PROVIDED DATA section start
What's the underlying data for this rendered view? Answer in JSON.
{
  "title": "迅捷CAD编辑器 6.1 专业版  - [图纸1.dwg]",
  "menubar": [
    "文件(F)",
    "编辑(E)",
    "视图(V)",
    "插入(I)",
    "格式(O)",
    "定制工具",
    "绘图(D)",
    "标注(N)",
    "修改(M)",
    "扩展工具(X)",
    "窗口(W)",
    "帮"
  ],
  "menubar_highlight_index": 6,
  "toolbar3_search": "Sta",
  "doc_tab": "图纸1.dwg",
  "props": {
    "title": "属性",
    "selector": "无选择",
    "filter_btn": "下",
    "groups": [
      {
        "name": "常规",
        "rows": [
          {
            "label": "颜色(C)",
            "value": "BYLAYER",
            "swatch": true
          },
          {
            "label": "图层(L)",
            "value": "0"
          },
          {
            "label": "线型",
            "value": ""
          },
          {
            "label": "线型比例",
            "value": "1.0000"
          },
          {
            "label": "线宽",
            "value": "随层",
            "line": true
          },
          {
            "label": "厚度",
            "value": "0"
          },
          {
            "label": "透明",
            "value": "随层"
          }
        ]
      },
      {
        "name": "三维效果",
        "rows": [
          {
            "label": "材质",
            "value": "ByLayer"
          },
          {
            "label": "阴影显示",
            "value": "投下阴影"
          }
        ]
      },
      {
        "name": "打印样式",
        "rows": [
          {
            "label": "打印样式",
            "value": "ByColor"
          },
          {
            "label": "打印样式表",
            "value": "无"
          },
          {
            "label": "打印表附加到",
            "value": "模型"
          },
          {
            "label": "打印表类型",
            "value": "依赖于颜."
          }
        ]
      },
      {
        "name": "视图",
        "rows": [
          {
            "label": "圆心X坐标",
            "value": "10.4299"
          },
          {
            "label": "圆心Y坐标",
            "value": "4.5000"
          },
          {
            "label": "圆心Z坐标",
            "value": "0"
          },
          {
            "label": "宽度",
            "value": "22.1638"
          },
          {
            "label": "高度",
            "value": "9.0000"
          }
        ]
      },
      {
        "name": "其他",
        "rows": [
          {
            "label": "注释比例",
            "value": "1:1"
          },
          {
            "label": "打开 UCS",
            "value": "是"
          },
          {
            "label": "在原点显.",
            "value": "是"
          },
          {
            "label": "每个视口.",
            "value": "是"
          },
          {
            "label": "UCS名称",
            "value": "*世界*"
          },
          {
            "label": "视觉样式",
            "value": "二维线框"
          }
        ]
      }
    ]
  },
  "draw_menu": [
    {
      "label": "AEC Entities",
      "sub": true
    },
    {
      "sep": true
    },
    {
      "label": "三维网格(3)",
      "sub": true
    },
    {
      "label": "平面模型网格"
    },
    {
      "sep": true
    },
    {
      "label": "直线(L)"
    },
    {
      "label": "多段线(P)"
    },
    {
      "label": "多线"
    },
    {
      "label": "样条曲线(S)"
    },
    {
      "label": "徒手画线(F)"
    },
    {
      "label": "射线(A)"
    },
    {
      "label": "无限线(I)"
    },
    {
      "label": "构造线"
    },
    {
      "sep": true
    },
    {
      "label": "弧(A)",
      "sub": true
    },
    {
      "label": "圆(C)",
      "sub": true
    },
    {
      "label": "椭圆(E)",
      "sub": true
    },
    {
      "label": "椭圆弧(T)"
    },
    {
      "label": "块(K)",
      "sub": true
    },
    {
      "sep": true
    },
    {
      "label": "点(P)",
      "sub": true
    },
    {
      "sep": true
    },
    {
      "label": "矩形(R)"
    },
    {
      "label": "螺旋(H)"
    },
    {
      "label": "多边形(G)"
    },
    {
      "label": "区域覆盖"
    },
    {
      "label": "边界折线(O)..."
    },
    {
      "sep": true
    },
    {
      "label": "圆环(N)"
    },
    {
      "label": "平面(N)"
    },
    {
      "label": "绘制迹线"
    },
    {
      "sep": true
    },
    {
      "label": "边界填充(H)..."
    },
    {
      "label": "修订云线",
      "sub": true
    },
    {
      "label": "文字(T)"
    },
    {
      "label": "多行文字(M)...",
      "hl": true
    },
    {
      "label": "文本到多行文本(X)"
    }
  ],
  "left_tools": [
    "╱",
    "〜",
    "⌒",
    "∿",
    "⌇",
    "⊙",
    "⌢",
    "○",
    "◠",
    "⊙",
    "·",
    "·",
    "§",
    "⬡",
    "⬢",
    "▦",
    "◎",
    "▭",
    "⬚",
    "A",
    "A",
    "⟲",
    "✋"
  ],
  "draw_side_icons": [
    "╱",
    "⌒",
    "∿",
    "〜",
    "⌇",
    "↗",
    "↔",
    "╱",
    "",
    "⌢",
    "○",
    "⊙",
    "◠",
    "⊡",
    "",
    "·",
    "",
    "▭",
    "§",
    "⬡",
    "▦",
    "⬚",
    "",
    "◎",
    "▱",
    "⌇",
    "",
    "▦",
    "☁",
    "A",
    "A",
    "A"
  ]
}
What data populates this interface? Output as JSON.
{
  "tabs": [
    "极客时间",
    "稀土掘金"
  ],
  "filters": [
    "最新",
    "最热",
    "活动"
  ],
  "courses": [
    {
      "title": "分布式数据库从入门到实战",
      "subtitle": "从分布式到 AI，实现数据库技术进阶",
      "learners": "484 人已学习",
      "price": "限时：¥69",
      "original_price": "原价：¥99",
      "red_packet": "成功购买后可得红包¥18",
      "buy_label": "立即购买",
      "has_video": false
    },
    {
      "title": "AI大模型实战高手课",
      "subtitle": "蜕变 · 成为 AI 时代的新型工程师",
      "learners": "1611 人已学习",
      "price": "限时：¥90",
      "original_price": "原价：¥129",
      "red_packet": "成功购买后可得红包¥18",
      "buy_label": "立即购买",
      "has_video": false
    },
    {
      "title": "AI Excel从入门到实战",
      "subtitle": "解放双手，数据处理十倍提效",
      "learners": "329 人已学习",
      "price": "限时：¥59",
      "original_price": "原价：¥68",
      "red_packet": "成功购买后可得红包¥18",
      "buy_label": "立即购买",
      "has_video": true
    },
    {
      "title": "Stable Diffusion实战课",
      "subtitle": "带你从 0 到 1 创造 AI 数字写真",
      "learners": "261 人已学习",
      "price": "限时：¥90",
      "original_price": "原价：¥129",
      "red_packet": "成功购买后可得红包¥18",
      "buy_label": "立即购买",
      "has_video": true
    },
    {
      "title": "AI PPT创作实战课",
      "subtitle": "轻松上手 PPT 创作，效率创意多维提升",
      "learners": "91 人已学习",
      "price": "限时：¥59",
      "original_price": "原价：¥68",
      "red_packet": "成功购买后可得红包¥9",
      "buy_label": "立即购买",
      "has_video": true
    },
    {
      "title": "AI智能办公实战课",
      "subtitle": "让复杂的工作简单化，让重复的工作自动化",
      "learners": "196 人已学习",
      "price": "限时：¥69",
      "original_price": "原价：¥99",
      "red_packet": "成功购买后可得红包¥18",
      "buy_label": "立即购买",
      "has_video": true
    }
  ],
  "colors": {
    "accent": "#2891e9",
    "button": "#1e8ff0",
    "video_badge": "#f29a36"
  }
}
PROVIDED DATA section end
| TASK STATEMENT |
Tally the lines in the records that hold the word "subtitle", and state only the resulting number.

| RESULT OF THE TASK |
6